● ACTION ITEM: What you return should be each line of the data containing the string "Editar".

(Element data from apps and pages)
========================================

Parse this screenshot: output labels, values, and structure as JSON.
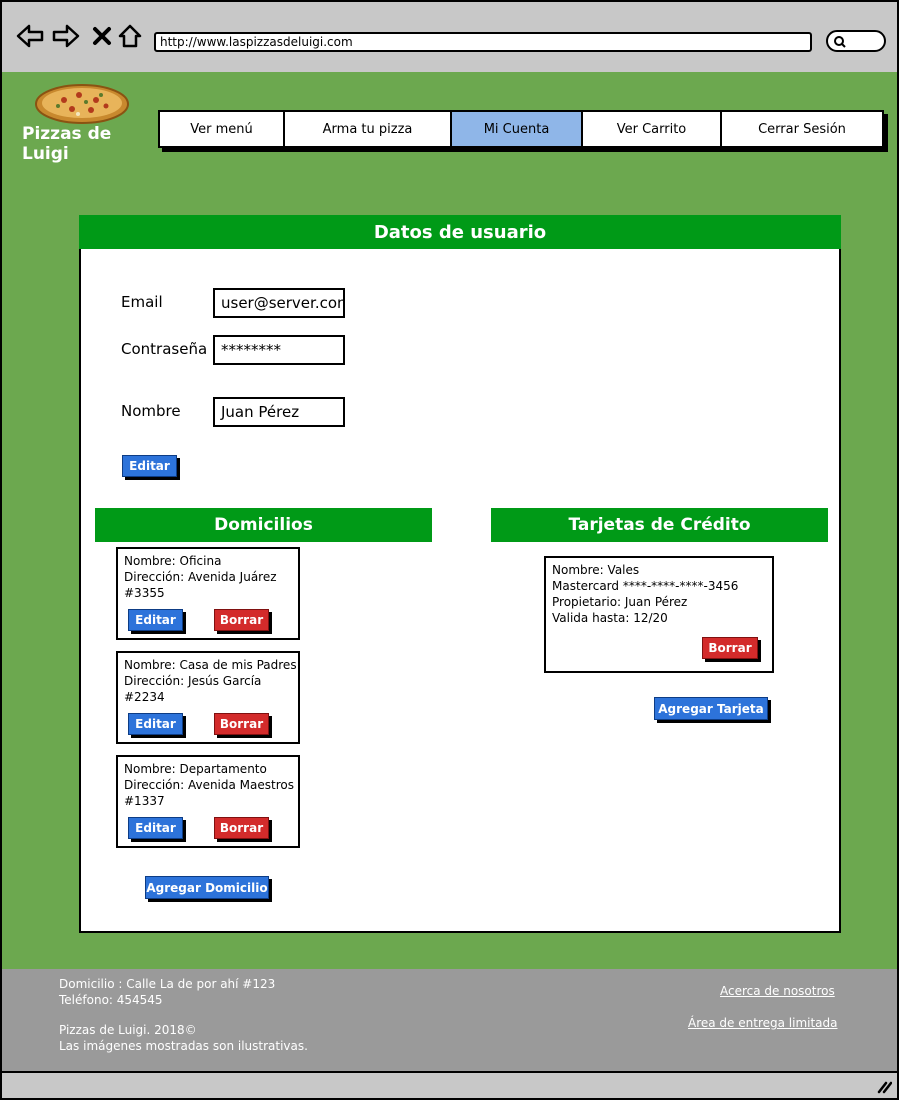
{
  "browser": {
    "url": "http://www.laspizzasdeluigi.com"
  },
  "brand": {
    "name": "Pizzas de Luigi"
  },
  "nav": {
    "items": [
      {
        "label": "Ver menú"
      },
      {
        "label": "Arma tu pizza"
      },
      {
        "label": "Mi Cuenta",
        "active": true
      },
      {
        "label": "Ver Carrito"
      },
      {
        "label": "Cerrar Sesión"
      }
    ]
  },
  "user": {
    "title": "Datos de usuario",
    "email_label": "Email",
    "email_value": "user@server.com",
    "password_label": "Contraseña",
    "password_value": "********",
    "name_label": "Nombre",
    "name_value": "Juan Pérez",
    "edit_label": "Editar"
  },
  "addresses": {
    "title": "Domicilios",
    "items": [
      {
        "name": "Nombre: Oficina",
        "address": "Dirección: Avenida Juárez",
        "number": "#3355"
      },
      {
        "name": "Nombre: Casa de mis Padres",
        "address": "Dirección: Jesús García",
        "number": "#2234"
      },
      {
        "name": "Nombre: Departamento",
        "address": "Dirección: Avenida Maestros",
        "number": "#1337"
      }
    ],
    "edit_label": "Editar",
    "delete_label": "Borrar",
    "add_label": "Agregar Domicilio"
  },
  "cards": {
    "title": "Tarjetas de Crédito",
    "items": [
      {
        "name": "Nombre: Vales",
        "number": "Mastercard ****-****-****-3456",
        "owner": "Propietario: Juan Pérez",
        "expiry": "Valida hasta: 12/20"
      }
    ],
    "delete_label": "Borrar",
    "add_label": "Agregar Tarjeta"
  },
  "footer": {
    "address": "Domicilio : Calle La de por ahí #123",
    "phone": "Teléfono: 454545",
    "copyright": "Pizzas de Luigi. 2018©",
    "disclaimer": "Las imágenes mostradas son ilustrativas.",
    "about_link": "Acerca de nosotros",
    "delivery_link": "Área de entrega limitada"
  },
  "colors": {
    "page_bg": "#6ca84f",
    "section_header": "#009a17",
    "nav_active": "#8fb6e8",
    "button_blue": "#2d73da",
    "button_red": "#d32b2b"
  }
}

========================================

● EXERCISE RESPONSE:
    "edit_label": "Editar"
    "edit_label": "Editar",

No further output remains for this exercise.